“It was self-giving love,” he explained. “He didn’t have to think twice before he acted (to save another’s life).”
Seminarians and the entire Mount St. Mary’s community were taking Bergkamp’s death “very hard,” the priest added.
Derek Thome, a seminarian at Mount St. Mary’s Seminary from Viola, Kansas, said Bergkamp was a man of dedication with a big heart who would do just about anything for anyone — as long as it would help them.
“It didn’t matter what he had going on, his life was spent thinking of others first,” he told The Catholic Advance. “Brian died doing what he went to seminary for, to save souls.”
Bergkamp did so many things around the seminary, Thome said, adding that he was always keeping busy fixing things. “The joke goes that Brian was the only reason the seminary building still stands!”
Bergkamp showed a true priestly quality in his last moments, Bishop Kemme said, apparently saving the life of another while risking his own. “This all took place on the weekend when we heard the parable of the good Samaritan. Brian was living that parable in his last moments.
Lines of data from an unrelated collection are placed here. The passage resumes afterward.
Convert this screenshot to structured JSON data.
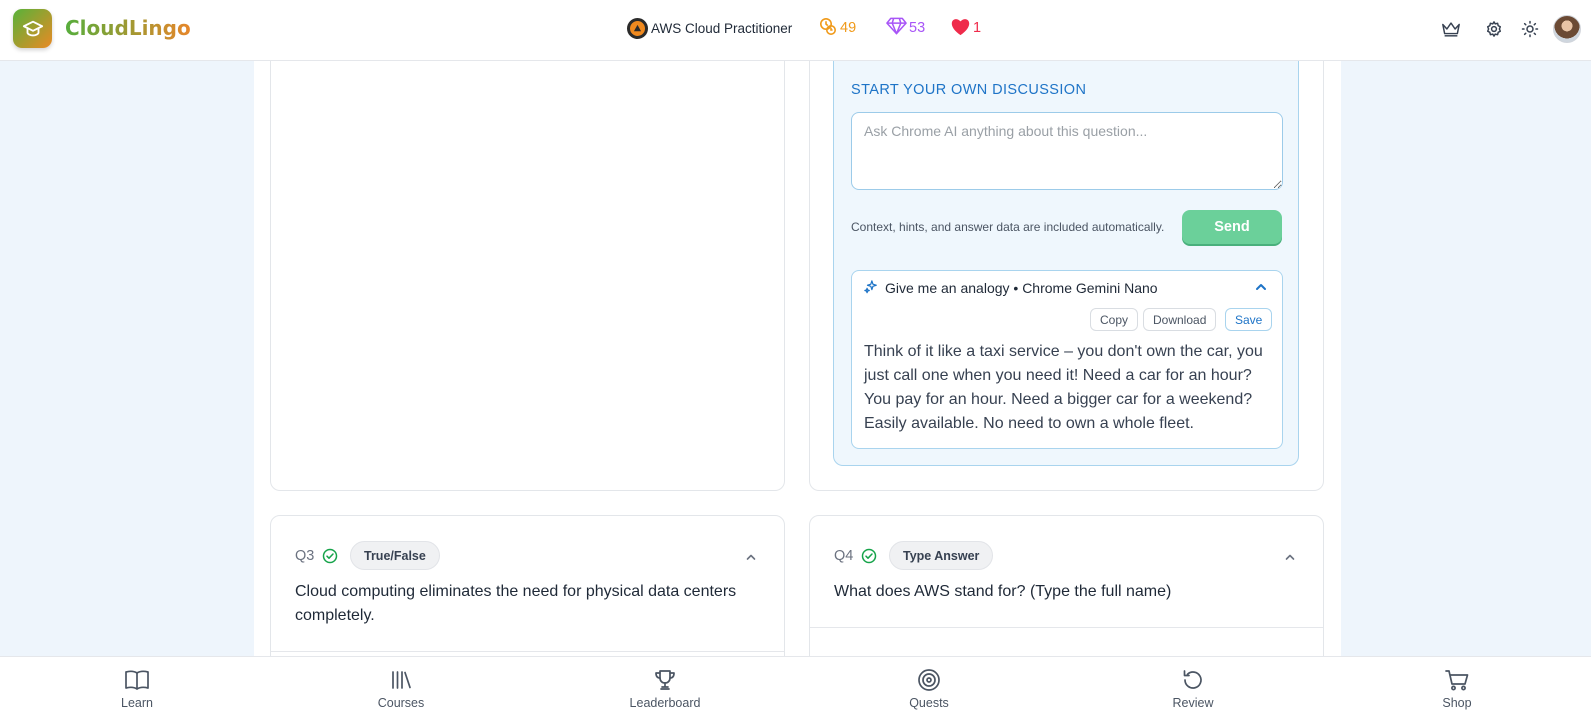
{
  "app": {
    "brand": "CloudLingo",
    "course_name": "AWS Cloud Practitioner",
    "stats": {
      "streak": "49",
      "gems": "53",
      "hearts": "1"
    },
    "colors": {
      "accent": "#1e74c7",
      "send": "#6bd09a",
      "streak": "#f09a1a",
      "gems": "#a855f7",
      "hearts": "#ef2b4b"
    }
  },
  "discussion": {
    "title": "START YOUR OWN DISCUSSION",
    "placeholder": "Ask Chrome AI anything about this question...",
    "hint": "Context, hints, and answer data are included automatically.",
    "send_label": "Send",
    "answer": {
      "heading": "Give me an analogy • Chrome Gemini Nano",
      "copy_label": "Copy",
      "download_label": "Download",
      "save_label": "Save",
      "body": "Think of it like a taxi service – you don't own the car, you just call one when you need it! Need a car for an hour? You pay for an hour. Need a bigger car for a weekend? Easily available. No need to own a whole fleet."
    }
  },
  "questions": [
    {
      "number": "Q3",
      "type": "True/False",
      "text": "Cloud computing eliminates the need for physical data centers completely."
    },
    {
      "number": "Q4",
      "type": "Type Answer",
      "text": "What does AWS stand for? (Type the full name)"
    }
  ],
  "bottom_nav": [
    {
      "label": "Learn",
      "icon": "book-icon"
    },
    {
      "label": "Courses",
      "icon": "library-icon"
    },
    {
      "label": "Leaderboard",
      "icon": "trophy-icon"
    },
    {
      "label": "Quests",
      "icon": "target-icon"
    },
    {
      "label": "Review",
      "icon": "history-icon"
    },
    {
      "label": "Shop",
      "icon": "cart-icon"
    }
  ]
}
No one could ever hope for or expect a greater homily than this!”
In addition to keeping Bergkamp’s family in prayer, Bishop Kemme asked the faithful to keep all of the diocese’s seminarians and priests in their prayers. “Pray fervently for more seminarians like Brian, so that others will come to take his place. More than likely, Brian’s heavenly service will help to make this happen, according to God’s providence.”
Riggs is editor of The Catholic Advance, newspaper of the Diocese of Wichita. Contributing to this story was George M. Matysek in Baltimore.
Help us keep you informed -- CatholicPhilly.com can't do it with youDuring CatholicPhilly.com's fall donation campaign, you have a way to help us deliver the kind of news you need to know about the Catholic Church, especially in the Philadelphia region, and the world in which we live. Every household's costs keep rising, and we're no different. We make sure your dollars in any amount go a long way toward continuing our mission to inform, form in the Catholic faith and inspire the thousands of readers who visit every month. Here is how you can help:
- A $100 gift allows us to present award-winning photos of Catholic life in our neighborhoods.
- A $50 gift enables us to cover a news event in a local parish, school or Catholic institution.
- A $20 gift lets us obtain solid faith formation resources that can deepen your spirituality and knowledge of the faith.
- A small, automated monthly donation means you can support us continually and easily.
Please join in the church's vital mission of communications by offering a gift in whatever amount that you can -- a single gift of $40, $50, $100, or more, or a monthly donation. Your gift will strengthen the fabric of our entire Catholic community.
Make your donation by check:
222 N. 17th Street
Philadelphia, PA 19103
Or by credit card here: